Roush uses the training program as an incentive for new operators, covering all expenses related to the training after an operator has been with the company for one year. This approach ensures that the employee has a solid foundation in the Roush culture and production processes when students enter the program, and it serves as an incentive for them through career advancement once they graduate and bring their new skills back to the shop floor.
After all, what good is a high-performance manufacturing system if there’s no operator capable of pushing the technology to its fullest potential? Roush has already seen significant interest in just the first year of the program with one graduate, multiple current students and recent hires who have already been nominated and plan to enter the program when eligible. With this training effort in place, Roush knows it will help the qualified personnel to make what matters well into the future.
A Good Dilemma to Face
With the success Roush has experienced, it must not only ensure the personnel is going to be there to deliver success in the future, but it also has to continue investing in capacity and capability through advanced machine technologies. When recently evaluating additional investments in Makino equipment, the decision was made to turn some office space into shop floor. This will allow room for additional Makino machines in the future.

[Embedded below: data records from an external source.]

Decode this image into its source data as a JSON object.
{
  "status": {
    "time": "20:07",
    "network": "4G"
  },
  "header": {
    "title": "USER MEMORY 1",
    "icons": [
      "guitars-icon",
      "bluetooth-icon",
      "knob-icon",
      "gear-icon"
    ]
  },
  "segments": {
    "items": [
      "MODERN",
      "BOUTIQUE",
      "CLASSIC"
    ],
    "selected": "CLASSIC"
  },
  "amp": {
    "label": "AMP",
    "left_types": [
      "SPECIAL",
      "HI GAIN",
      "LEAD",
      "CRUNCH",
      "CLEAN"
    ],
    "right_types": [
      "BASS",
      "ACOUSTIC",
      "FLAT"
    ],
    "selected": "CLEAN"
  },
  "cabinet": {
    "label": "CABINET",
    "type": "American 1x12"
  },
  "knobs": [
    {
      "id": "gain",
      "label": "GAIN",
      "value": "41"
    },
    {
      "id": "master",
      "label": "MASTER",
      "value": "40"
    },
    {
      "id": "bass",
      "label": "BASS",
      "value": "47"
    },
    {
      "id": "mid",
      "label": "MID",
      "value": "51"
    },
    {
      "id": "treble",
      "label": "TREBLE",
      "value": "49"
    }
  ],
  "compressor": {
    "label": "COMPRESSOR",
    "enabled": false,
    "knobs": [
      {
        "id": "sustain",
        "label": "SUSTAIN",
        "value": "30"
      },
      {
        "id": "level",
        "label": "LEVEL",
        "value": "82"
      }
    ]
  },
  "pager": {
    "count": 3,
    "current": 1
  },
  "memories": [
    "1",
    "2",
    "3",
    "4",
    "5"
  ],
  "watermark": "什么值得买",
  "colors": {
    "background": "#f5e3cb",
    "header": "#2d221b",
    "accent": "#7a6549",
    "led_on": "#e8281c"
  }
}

In order to rearrange the layout and expand the company’s automated capabilities, Koslowski and Carney are currently evaluating a number of different workflow arrangements to bring on this additional capacity, including cell integration of the company’s current stand-alone machines and the purchase of a sixth a81.
Additionally, the company is considering investments in 5-axis machining capabilities. During a recent open-house event, Koslowski witnessed demonstrations of a Makino D500 5-axis vertical machining center and PS95 vertical machining center. He immediately recognized the impact that it could have working together with the a81 cell. “Ideally, I’d love to integrate 5-axis capabilities into the cell while complementing the cell with stand-alone machines. Both of these machines fit the bill,” Koslowski says.
Combining the success that Roush Industries has achieved for decades with its future plans for the Roush Machinist Training Program and additional investments in advanced machine technologies, the shop is well positioned to continue delivering the impossible for its customers.